What they both may have missed is that, they both aligned with the government’s and Japanese mainstream historian’s effort to censor Japan’s war crimes from the Sino-Japanese war (Nanjing Massacre) to the World War II (Comfort Women issue), in exchange of their victim stance due to Nagasaki and Hiroshima.

My guess, since I only have the privilege of guessing and not actually witnessing, is that their text books must have soften the narration of the nuclear attack perpetrated to them by the end of World War II, hence the production of literature such as these two not to forget that the attacks were an atrocity; terrorism.

I don’t know if Sono’s trying to address all the Japanese war issues one by one (both the nuclear attacks and the Japanese war crimes), whenever I think about the Comfort Women issue, images from the last part of Tag (2015) appears in my mind. This might be a possible reading, but might be negated otherwise, I can re-watch the film to validate, if I find the time.

Symphony of Development and the Ideology of Speed
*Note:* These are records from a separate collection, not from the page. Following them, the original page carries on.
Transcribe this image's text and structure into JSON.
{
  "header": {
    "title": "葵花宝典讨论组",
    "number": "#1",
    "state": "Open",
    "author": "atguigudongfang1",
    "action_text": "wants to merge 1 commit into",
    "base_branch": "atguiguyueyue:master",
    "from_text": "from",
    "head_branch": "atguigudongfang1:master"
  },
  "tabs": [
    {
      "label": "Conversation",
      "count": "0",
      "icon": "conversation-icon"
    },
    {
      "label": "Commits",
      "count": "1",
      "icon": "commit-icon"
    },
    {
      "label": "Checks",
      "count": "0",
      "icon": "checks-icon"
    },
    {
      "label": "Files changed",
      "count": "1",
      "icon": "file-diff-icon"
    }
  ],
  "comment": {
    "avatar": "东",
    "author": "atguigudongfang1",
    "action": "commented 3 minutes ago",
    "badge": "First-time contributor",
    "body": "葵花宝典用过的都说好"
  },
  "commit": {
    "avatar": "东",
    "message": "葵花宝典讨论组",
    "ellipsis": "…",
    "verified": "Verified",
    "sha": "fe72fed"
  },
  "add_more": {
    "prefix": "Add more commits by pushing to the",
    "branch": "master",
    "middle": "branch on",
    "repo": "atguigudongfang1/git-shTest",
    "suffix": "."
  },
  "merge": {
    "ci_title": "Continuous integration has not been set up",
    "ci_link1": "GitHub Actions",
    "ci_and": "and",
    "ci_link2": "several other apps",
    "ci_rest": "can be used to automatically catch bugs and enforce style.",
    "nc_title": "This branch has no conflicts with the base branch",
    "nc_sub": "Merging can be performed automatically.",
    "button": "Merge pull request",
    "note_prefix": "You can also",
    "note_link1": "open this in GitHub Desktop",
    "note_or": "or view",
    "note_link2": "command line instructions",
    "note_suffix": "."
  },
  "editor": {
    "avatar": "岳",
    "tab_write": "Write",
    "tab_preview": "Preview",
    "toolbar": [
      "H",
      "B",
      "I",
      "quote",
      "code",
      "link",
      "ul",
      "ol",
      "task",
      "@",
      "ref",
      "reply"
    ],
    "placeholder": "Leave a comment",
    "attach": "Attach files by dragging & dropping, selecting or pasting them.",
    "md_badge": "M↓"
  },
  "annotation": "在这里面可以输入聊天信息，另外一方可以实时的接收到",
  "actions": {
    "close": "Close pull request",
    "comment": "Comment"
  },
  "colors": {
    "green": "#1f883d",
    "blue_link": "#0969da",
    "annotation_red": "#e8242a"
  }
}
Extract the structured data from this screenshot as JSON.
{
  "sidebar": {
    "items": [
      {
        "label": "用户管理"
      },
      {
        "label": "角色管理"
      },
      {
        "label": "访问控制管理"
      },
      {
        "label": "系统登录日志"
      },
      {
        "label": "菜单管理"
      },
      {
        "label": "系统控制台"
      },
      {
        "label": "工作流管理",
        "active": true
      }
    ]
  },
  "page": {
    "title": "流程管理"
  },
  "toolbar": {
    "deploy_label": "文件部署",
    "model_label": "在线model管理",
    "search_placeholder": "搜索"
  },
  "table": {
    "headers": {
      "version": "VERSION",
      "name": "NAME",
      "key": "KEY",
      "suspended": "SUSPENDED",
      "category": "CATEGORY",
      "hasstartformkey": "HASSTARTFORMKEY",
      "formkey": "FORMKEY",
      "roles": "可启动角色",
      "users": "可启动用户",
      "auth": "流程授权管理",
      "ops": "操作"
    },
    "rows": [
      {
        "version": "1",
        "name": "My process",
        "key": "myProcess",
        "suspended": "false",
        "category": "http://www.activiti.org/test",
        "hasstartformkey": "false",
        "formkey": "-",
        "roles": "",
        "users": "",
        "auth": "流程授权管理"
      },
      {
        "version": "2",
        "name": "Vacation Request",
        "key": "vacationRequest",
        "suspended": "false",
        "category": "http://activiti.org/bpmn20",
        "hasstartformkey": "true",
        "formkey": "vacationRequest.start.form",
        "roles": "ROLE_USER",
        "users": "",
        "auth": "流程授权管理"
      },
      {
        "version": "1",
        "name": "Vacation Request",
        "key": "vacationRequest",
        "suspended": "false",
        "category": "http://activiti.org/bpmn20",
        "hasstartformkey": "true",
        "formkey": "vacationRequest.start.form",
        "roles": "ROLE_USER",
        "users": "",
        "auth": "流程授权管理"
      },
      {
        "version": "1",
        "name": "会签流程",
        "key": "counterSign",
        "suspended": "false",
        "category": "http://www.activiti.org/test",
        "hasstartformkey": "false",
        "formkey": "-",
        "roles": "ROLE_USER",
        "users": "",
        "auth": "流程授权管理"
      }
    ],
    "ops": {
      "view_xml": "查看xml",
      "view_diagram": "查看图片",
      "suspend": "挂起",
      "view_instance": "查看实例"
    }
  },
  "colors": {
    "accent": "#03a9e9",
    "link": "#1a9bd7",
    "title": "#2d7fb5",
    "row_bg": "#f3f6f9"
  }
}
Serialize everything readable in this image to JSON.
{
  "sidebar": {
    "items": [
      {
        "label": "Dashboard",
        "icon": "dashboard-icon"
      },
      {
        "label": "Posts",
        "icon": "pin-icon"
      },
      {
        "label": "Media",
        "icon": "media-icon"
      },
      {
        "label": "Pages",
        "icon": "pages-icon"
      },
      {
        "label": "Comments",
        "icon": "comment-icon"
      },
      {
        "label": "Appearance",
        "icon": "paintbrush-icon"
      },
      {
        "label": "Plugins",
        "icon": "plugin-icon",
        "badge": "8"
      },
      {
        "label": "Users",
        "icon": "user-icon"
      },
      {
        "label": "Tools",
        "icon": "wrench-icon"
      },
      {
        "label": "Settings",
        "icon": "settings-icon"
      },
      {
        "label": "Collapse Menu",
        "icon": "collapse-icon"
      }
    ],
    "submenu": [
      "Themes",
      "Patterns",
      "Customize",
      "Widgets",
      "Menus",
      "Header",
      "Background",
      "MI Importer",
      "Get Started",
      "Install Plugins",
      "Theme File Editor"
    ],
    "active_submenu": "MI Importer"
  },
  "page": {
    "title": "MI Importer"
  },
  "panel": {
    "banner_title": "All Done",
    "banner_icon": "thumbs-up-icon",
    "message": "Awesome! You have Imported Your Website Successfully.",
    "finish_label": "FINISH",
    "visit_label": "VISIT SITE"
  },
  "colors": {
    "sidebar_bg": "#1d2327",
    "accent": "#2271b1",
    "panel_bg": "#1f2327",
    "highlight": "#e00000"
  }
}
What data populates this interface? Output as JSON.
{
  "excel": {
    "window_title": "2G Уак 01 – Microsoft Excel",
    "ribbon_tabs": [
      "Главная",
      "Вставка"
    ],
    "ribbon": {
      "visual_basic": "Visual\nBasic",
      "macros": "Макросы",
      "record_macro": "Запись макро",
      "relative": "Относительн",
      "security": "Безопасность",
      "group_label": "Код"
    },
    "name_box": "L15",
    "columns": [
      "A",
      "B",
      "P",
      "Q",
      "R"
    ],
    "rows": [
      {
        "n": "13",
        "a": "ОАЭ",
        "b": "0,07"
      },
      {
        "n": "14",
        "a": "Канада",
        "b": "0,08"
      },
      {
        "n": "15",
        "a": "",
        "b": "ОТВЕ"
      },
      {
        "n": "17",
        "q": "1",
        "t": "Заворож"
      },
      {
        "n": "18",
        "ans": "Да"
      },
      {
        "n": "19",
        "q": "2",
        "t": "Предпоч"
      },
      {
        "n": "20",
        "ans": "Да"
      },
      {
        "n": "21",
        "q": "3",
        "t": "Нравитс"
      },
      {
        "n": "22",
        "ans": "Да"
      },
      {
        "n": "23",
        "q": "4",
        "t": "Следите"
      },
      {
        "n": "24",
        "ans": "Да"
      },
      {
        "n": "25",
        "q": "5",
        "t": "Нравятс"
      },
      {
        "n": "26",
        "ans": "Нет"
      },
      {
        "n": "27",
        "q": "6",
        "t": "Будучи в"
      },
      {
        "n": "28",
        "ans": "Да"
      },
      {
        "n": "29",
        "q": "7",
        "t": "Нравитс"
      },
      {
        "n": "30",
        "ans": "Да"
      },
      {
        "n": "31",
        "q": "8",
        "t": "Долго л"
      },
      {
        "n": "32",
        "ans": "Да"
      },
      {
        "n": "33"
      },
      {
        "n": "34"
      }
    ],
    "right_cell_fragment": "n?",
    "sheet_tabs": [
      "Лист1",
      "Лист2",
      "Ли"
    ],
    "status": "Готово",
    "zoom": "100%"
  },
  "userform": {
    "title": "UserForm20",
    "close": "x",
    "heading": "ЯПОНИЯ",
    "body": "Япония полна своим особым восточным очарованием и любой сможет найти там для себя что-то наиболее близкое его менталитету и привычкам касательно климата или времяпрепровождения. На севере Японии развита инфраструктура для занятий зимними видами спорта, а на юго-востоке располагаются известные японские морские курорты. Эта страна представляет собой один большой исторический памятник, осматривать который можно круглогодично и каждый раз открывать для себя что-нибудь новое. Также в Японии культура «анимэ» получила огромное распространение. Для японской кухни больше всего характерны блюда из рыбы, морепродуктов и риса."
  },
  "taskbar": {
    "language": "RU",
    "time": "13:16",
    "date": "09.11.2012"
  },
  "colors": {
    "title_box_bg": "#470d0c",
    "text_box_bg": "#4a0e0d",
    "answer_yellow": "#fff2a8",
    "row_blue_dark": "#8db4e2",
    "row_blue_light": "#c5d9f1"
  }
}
on Walter Ruttman’s Berlin: Die Sinfonie der Großstadt and Railways

Walter Ruttman - Berlin, Symphony of a Great City (1927).avi_snapshot_00.08.17_[2016.09.03_16.12.23]

[For Film 220]

Railways, for the last century, has been the metaphor for development and progress. It could be said that a certain country’s richness could be grasped by the state of its railways. It’s very much fitting for Walter Ruttman to open his film, Berlin: Die Sinfonie der Großstadt, with shots from and of rail tracks and train cars, it introduces Berlin as a place of promise and development. Trains also feature an uninterruptible quality (but only until the next stop), which has reduced travel time for different sectors of society, allowing fast market exchange, in consequence, fast market growth. Economies depended a lot on this very idea of growth through speed – so much that speed became an end-all, be-all—and there’s a constant need for things to move faster.

Continue reading “Symphony of Development and the Ideology of Speed”

The Filmmaker as a Scholar

Man with a Movie Camera and the Proletariat


[For Film 220]

Even with the title card, Vertov and his Kino-Eye collective have been very clear about it: Man with a Movie Camera is a proclamation of victory of their movement’s program of “cleansing [the] kinochestvo[1] of foreign matter – of music, literature, and theater…”(We: Variant of a Manifesto) and to establish a “visual (kino-eye) and auditory (radio-ear) class bond between the proletariats of all nations and lands on a platform of the communist decoding of world relations (Kino-Eye).” Other than an experimentation of form, more than what the disclaimer title cards would state,[2] Man with a Movie Camera is an experiment of socialist praxis in cinematic language after Eisenstein’s montage dialectics – to finally realize in cinema what does it mean to be a proletariat.

Continue reading “The Filmmaker as a Scholar”